[Given data — start]

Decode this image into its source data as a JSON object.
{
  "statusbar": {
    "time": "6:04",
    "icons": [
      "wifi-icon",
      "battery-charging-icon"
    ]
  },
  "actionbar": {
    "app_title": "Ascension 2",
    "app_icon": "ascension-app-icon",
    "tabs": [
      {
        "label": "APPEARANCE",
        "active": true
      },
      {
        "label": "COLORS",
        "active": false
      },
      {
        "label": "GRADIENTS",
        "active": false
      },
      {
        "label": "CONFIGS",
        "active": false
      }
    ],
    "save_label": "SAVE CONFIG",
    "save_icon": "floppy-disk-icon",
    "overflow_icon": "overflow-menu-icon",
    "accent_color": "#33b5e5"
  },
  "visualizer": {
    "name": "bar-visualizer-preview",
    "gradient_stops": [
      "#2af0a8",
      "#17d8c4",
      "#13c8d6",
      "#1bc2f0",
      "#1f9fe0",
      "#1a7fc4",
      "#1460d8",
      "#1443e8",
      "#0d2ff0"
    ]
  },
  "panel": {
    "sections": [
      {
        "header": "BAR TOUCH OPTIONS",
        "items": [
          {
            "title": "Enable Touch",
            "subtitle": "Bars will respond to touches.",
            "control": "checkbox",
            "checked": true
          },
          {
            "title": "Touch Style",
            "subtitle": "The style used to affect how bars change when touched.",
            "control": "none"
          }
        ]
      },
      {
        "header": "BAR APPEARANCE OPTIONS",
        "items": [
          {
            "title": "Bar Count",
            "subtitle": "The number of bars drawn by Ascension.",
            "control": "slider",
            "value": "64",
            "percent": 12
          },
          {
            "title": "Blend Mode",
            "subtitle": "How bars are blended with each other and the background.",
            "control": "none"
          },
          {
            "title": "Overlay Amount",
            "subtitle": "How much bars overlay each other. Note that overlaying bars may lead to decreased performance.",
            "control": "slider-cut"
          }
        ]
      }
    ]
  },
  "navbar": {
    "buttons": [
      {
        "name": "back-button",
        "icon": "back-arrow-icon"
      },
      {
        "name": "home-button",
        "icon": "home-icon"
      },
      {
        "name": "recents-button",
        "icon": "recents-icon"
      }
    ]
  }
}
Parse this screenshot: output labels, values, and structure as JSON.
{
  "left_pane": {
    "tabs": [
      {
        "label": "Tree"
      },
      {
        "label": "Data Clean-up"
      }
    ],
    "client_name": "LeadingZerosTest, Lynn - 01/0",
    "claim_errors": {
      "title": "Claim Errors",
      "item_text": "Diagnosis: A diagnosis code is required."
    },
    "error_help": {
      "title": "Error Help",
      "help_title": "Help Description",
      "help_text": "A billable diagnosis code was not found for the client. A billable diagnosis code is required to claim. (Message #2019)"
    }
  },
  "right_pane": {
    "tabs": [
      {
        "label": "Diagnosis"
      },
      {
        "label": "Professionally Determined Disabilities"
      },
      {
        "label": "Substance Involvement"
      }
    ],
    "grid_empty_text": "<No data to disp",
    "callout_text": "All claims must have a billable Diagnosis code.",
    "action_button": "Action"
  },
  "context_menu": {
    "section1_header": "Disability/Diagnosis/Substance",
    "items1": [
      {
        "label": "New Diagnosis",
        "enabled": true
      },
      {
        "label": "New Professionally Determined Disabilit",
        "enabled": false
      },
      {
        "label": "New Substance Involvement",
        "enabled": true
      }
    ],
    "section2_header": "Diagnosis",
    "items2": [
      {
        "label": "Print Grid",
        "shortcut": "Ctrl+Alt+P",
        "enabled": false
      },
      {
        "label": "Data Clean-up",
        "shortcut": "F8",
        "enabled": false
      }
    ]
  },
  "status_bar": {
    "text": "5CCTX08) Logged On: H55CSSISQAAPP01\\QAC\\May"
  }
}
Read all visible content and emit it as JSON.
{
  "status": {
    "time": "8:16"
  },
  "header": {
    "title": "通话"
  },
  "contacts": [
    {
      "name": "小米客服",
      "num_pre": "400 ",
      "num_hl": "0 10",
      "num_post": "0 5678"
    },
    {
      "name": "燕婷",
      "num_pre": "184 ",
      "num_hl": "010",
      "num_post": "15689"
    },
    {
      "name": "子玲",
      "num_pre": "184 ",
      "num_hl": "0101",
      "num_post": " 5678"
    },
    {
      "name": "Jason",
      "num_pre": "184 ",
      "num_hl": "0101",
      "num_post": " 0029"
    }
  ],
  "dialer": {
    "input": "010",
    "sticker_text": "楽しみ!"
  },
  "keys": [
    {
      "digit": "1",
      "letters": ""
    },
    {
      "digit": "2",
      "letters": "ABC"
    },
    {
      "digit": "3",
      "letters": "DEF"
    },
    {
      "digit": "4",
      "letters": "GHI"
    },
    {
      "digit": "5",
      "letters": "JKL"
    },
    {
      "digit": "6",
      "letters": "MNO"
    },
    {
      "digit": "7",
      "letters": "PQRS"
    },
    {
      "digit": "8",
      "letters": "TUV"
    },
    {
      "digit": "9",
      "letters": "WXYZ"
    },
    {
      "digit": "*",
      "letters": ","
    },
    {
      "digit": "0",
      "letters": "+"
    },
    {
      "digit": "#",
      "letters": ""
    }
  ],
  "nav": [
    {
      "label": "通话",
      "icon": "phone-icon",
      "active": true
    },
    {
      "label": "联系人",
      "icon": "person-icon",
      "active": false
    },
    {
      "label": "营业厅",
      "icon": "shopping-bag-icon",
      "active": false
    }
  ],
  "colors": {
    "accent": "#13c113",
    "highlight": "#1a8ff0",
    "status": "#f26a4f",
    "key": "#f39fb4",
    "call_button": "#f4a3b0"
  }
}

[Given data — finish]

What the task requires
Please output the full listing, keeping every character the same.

Solution for this task
Decode this image into its source data as a JSON object.
{
  "statusbar": {
    "time": "6:04",
    "icons": [
      "wifi-icon",
      "battery-charging-icon"
    ]
  },
  "actionbar": {
    "app_title": "Ascension 2",
    "app_icon": "ascension-app-icon",
    "tabs": [
      {
        "label": "APPEARANCE",
        "active": true
      },
      {
        "label": "COLORS",
        "active": false
      },
      {
        "label": "GRADIENTS",
        "active": false
      },
      {
        "label": "CONFIGS",
        "active": false
      }
    ],
    "save_label": "SAVE CONFIG",
    "save_icon": "floppy-disk-icon",
    "overflow_icon": "overflow-menu-icon",
    "accent_color": "#33b5e5"
  },
  "visualizer": {
    "name": "bar-visualizer-preview",
    "gradient_stops": [
      "#2af0a8",
      "#17d8c4",
      "#13c8d6",
      "#1bc2f0",
      "#1f9fe0",
      "#1a7fc4",
      "#1460d8",
      "#1443e8",
      "#0d2ff0"
    ]
  },
  "panel": {
    "sections": [
      {
        "header": "BAR TOUCH OPTIONS",
        "items": [
          {
            "title": "Enable Touch",
            "subtitle": "Bars will respond to touches.",
            "control": "checkbox",
            "checked": true
          },
          {
            "title": "Touch Style",
            "subtitle": "The style used to affect how bars change when touched.",
            "control": "none"
          }
        ]
      },
      {
        "header": "BAR APPEARANCE OPTIONS",
        "items": [
          {
            "title": "Bar Count",
            "subtitle": "The number of bars drawn by Ascension.",
            "control": "slider",
            "value": "64",
            "percent": 12
          },
          {
            "title": "Blend Mode",
            "subtitle": "How bars are blended with each other and the background.",
            "control": "none"
          },
          {
            "title": "Overlay Amount",
            "subtitle": "How much bars overlay each other. Note that overlaying bars may lead to decreased performance.",
            "control": "slider-cut"
          }
        ]
      }
    ]
  },
  "navbar": {
    "buttons": [
      {
        "name": "back-button",
        "icon": "back-arrow-icon"
      },
      {
        "name": "home-button",
        "icon": "home-icon"
      },
      {
        "name": "recents-button",
        "icon": "recents-icon"
      }
    ]
  }
}
Parse this screenshot: output labels, values, and structure as JSON.
{
  "left_pane": {
    "tabs": [
      {
        "label": "Tree"
      },
      {
        "label": "Data Clean-up"
      }
    ],
    "client_name": "LeadingZerosTest, Lynn - 01/0",
    "claim_errors": {
      "title": "Claim Errors",
      "item_text": "Diagnosis: A diagnosis code is required."
    },
    "error_help": {
      "title": "Error Help",
      "help_title": "Help Description",
      "help_text": "A billable diagnosis code was not found for the client. A billable diagnosis code is required to claim. (Message #2019)"
    }
  },
  "right_pane": {
    "tabs": [
      {
        "label": "Diagnosis"
      },
      {
        "label": "Professionally Determined Disabilities"
      },
      {
        "label": "Substance Involvement"
      }
    ],
    "grid_empty_text": "<No data to disp",
    "callout_text": "All claims must have a billable Diagnosis code.",
    "action_button": "Action"
  },
  "context_menu": {
    "section1_header": "Disability/Diagnosis/Substance",
    "items1": [
      {
        "label": "New Diagnosis",
        "enabled": true
      },
      {
        "label": "New Professionally Determined Disabilit",
        "enabled": false
      },
      {
        "label": "New Substance Involvement",
        "enabled": true
      }
    ],
    "section2_header": "Diagnosis",
    "items2": [
      {
        "label": "Print Grid",
        "shortcut": "Ctrl+Alt+P",
        "enabled": false
      },
      {
        "label": "Data Clean-up",
        "shortcut": "F8",
        "enabled": false
      }
    ]
  },
  "status_bar": {
    "text": "5CCTX08) Logged On: H55CSSISQAAPP01\\QAC\\May"
  }
}
Read all visible content and emit it as JSON.
{
  "status": {
    "time": "8:16"
  },
  "header": {
    "title": "通话"
  },
  "contacts": [
    {
      "name": "小米客服",
      "num_pre": "400 ",
      "num_hl": "0 10",
      "num_post": "0 5678"
    },
    {
      "name": "燕婷",
      "num_pre": "184 ",
      "num_hl": "010",
      "num_post": "15689"
    },
    {
      "name": "子玲",
      "num_pre": "184 ",
      "num_hl": "0101",
      "num_post": " 5678"
    },
    {
      "name": "Jason",
      "num_pre": "184 ",
      "num_hl": "0101",
      "num_post": " 0029"
    }
  ],
  "dialer": {
    "input": "010",
    "sticker_text": "楽しみ!"
  },
  "keys": [
    {
      "digit": "1",
      "letters": ""
    },
    {
      "digit": "2",
      "letters": "ABC"
    },
    {
      "digit": "3",
      "letters": "DEF"
    },
    {
      "digit": "4",
      "letters": "GHI"
    },
    {
      "digit": "5",
      "letters": "JKL"
    },
    {
      "digit": "6",
      "letters": "MNO"
    },
    {
      "digit": "7",
      "letters": "PQRS"
    },
    {
      "digit": "8",
      "letters": "TUV"
    },
    {
      "digit": "9",
      "letters": "WXYZ"
    },
    {
      "digit": "*",
      "letters": ","
    },
    {
      "digit": "0",
      "letters": "+"
    },
    {
      "digit": "#",
      "letters": ""
    }
  ],
  "nav": [
    {
      "label": "通话",
      "icon": "phone-icon",
      "active": true
    },
    {
      "label": "联系人",
      "icon": "person-icon",
      "active": false
    },
    {
      "label": "营业厅",
      "icon": "shopping-bag-icon",
      "active": false
    }
  ],
  "colors": {
    "accent": "#13c113",
    "highlight": "#1a8ff0",
    "status": "#f26a4f",
    "key": "#f39fb4",
    "call_button": "#f4a3b0"
  }
}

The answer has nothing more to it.